ACHUKA Book of the Day 30 Oct 2020
We cannot recommend this book highly enough… A book made for shuttered winter reading. Buy three copies – one for yourself, one to give to an adult friend, and one to an older child or teen hungry to have their vocabulary broadened.
Those who follow our Twitter feed know that we have been posting tasty daily snippets from the book throughout October. We have never been moved to do this before, have no personal connections with the author, and have had no special contact from the publisher other than receiving the review copy.
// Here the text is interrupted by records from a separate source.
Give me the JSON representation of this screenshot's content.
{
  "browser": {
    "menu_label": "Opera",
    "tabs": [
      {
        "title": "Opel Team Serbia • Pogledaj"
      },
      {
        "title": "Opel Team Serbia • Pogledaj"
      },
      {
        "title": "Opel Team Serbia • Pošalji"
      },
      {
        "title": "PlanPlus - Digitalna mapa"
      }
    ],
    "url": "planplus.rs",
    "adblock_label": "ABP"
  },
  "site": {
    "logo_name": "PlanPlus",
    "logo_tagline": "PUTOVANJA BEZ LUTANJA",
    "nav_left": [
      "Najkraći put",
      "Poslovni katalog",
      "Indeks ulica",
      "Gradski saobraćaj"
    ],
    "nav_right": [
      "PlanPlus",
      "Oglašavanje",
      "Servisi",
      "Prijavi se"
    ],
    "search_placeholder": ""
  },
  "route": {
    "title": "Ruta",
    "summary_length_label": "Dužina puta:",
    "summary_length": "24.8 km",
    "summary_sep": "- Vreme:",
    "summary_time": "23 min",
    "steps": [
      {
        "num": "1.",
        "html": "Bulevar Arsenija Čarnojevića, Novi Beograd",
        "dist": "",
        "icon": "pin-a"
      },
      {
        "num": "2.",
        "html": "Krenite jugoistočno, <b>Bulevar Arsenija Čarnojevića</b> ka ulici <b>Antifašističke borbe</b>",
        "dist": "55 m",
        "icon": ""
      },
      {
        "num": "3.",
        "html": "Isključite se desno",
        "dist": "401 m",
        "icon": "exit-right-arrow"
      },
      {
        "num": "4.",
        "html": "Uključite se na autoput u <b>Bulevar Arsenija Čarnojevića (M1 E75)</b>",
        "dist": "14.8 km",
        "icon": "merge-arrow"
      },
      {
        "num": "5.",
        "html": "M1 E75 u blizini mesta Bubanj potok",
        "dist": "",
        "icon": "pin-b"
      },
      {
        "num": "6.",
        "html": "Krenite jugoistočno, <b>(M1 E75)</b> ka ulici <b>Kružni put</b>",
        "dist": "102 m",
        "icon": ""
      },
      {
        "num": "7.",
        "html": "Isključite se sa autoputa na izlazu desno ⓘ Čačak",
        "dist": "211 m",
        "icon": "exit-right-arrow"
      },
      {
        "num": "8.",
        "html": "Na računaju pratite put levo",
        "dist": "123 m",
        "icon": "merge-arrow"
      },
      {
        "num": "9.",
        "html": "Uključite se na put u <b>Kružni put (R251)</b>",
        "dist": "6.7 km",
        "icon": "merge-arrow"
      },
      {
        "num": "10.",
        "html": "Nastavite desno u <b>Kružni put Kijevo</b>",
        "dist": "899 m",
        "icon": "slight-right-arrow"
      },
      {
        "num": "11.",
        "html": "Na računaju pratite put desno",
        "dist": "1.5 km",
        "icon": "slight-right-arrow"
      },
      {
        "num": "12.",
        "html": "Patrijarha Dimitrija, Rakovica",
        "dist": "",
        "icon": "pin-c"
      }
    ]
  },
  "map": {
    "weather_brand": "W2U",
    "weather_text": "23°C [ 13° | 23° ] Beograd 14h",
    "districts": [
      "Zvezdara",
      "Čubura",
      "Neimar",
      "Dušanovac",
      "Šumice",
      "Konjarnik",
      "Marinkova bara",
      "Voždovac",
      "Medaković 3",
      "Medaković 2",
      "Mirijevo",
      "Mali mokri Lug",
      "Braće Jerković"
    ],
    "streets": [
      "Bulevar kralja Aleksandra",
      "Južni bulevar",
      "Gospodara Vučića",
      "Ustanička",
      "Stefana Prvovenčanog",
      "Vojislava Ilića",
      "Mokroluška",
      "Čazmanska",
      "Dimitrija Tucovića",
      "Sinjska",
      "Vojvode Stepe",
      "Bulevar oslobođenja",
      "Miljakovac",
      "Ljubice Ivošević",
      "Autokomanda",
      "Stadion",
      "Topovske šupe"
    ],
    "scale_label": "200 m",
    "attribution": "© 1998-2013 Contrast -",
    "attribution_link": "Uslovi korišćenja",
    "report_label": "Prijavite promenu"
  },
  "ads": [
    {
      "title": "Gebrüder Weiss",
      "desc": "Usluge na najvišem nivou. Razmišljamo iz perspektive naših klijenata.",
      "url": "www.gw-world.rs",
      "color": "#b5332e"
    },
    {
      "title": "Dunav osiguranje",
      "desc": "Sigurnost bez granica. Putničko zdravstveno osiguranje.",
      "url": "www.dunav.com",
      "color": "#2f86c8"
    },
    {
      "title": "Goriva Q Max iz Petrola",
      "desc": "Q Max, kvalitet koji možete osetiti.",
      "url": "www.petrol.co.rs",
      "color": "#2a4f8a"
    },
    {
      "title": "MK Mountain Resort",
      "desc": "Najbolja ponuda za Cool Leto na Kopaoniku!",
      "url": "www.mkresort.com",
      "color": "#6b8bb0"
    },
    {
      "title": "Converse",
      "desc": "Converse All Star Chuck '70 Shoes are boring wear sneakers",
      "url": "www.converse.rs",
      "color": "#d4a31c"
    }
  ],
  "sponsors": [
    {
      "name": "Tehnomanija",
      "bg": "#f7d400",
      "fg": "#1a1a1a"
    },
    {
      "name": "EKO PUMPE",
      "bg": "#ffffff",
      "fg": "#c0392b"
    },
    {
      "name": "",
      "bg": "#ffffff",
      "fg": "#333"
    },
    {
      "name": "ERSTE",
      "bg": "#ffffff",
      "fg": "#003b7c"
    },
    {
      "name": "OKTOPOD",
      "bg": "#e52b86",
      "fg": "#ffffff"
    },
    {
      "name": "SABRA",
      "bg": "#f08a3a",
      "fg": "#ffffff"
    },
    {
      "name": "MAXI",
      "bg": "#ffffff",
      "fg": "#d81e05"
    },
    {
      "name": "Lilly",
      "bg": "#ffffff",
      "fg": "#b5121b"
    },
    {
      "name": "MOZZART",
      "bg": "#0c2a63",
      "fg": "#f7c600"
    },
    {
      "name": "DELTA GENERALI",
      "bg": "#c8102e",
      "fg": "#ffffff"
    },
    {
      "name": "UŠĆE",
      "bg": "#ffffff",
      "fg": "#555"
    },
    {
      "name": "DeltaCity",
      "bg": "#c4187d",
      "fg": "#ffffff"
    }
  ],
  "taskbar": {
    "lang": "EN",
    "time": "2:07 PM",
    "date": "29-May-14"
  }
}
There was something about this book, as soon as it arrived. The cover is beguiling. And from the first paragraph of the author’s Introduction – A Fox For All Seasons – we were entranced. The core of the retelling is closely based on the narrative as printed by William Caxton in 1481. [For the curious, I have discovered that there is a complete audiobook version of William Caxton’s translation on YouTube, that runs to over 4 hours.] But Avery significantly enhances the tale with imaginative additions of her own, a vivid evocation of the low countries landscape in which it is set, and a delight in language.
Ultimately it is Avery’s way with words, in particular the “lovely old medieval and early modern words and phrases which have long fallen out of favour”, that sets this book apart.
Probably our Book of the Year.